= Beginning of Section =
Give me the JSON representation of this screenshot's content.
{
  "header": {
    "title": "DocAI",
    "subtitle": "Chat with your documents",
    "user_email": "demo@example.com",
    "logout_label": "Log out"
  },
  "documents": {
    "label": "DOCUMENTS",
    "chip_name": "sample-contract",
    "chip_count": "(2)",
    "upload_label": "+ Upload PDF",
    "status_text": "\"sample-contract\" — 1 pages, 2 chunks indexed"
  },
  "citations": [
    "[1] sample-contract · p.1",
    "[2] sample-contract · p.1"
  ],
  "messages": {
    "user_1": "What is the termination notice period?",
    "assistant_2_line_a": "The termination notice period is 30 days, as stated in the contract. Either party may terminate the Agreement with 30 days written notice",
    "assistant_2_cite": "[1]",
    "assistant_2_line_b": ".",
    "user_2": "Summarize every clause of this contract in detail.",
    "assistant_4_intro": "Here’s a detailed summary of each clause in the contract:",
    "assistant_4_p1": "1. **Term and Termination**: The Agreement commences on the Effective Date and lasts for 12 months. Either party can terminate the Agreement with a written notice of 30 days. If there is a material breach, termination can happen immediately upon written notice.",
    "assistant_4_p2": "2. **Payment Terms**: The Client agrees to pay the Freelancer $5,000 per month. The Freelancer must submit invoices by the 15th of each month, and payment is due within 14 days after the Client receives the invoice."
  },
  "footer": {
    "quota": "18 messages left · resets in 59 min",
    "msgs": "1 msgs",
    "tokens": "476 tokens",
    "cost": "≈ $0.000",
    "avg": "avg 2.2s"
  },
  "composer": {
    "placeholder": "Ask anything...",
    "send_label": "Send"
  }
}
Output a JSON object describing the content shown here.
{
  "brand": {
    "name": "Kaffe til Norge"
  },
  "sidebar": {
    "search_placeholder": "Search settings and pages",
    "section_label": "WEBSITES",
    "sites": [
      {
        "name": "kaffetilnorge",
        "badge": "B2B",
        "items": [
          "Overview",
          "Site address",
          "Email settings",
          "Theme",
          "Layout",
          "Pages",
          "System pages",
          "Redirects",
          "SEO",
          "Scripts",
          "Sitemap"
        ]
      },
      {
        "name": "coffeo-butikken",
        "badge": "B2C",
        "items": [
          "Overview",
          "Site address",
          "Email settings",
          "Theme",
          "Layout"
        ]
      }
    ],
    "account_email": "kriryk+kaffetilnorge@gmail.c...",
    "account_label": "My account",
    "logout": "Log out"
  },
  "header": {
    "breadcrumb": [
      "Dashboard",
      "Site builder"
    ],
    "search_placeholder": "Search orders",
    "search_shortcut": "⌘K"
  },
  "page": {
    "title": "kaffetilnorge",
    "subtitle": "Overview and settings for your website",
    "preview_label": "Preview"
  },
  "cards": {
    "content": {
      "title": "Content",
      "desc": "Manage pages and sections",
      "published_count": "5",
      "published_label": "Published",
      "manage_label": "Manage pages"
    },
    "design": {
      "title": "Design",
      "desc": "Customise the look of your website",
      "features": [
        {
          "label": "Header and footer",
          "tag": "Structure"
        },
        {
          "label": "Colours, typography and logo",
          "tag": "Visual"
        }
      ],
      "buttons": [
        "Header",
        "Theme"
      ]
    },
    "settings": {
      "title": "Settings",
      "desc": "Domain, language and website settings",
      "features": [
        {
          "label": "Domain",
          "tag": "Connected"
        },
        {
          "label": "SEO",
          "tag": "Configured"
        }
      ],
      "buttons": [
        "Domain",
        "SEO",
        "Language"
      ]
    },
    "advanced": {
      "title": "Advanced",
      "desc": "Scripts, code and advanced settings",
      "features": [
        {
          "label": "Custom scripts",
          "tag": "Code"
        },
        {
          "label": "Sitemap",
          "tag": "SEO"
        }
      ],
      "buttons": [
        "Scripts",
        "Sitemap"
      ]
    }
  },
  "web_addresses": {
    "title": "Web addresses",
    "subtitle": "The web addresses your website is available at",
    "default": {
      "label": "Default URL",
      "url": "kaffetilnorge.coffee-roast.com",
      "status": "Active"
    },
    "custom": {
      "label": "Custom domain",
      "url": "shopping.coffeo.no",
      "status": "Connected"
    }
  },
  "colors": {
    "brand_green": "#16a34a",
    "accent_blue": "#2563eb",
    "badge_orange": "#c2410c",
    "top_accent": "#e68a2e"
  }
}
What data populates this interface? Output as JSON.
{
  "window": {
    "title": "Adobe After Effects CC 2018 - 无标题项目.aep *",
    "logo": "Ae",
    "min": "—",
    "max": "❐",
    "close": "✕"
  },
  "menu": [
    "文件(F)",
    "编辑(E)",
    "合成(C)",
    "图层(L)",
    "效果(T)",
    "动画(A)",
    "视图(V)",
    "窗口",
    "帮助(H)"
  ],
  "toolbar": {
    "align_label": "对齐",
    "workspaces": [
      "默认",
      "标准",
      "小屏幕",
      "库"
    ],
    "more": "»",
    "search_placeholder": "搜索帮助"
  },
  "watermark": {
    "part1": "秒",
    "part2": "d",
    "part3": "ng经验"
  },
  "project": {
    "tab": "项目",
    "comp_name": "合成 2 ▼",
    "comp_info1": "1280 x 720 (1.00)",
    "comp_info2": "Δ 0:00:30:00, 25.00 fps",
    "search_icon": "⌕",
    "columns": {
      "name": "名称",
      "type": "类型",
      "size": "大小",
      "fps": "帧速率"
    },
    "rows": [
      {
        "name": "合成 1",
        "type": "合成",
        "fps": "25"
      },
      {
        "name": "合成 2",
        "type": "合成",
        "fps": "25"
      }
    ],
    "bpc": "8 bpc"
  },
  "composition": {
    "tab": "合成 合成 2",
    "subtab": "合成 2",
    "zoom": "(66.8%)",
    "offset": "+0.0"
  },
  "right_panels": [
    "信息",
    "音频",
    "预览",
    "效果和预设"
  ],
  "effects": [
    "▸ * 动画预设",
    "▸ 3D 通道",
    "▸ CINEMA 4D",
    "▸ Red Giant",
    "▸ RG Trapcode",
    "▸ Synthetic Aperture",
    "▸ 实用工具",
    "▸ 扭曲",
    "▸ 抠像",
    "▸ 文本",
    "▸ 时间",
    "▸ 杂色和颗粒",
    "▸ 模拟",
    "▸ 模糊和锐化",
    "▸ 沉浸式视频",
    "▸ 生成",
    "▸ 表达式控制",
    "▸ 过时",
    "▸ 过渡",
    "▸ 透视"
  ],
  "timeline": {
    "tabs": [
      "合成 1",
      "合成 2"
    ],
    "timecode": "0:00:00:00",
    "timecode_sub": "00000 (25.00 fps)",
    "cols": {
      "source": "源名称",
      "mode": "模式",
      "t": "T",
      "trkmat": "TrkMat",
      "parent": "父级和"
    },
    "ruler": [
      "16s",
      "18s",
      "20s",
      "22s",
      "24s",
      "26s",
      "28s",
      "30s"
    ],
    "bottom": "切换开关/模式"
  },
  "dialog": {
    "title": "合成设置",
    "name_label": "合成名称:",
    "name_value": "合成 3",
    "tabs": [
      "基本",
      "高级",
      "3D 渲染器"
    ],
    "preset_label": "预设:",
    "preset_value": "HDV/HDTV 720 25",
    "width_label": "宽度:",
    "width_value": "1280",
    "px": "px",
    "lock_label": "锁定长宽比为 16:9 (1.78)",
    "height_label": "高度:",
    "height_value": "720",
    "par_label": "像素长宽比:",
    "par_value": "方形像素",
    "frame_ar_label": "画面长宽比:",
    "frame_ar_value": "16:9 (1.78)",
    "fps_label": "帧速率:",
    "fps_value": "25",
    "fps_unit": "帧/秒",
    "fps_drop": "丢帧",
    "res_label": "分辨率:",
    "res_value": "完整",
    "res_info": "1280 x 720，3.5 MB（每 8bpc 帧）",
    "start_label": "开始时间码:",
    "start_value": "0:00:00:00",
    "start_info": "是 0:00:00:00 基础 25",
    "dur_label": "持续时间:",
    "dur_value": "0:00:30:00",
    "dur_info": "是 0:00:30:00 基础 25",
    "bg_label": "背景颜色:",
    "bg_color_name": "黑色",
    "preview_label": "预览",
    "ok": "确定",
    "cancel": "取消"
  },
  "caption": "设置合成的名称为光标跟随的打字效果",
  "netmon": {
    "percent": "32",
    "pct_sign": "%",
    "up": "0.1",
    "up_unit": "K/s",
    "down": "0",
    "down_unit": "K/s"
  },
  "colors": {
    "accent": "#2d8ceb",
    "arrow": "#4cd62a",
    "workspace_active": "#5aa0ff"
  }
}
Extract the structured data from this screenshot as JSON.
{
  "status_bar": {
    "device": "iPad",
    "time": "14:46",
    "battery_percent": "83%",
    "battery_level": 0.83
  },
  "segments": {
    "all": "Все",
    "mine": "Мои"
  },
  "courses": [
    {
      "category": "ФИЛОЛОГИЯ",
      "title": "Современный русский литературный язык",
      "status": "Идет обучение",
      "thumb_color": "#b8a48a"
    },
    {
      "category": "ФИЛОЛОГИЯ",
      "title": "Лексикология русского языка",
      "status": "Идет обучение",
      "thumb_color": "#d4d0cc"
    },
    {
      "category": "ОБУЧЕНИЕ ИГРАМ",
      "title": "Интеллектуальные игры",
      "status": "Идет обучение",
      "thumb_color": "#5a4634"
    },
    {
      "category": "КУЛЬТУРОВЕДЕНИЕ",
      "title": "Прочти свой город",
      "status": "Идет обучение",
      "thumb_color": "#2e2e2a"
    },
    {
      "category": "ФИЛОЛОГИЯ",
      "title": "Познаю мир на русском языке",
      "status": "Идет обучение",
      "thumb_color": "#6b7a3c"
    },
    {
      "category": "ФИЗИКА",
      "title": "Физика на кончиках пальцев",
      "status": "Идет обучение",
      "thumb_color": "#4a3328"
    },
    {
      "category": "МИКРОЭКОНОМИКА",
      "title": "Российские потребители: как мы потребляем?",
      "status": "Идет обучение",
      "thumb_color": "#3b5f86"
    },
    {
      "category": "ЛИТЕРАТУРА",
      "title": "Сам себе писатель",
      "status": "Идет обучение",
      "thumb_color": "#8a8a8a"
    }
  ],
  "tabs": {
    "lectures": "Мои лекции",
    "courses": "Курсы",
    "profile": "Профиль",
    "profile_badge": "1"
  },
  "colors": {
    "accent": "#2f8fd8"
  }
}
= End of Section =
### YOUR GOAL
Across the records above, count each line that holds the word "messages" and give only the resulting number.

### REPLY TO THE TASK
2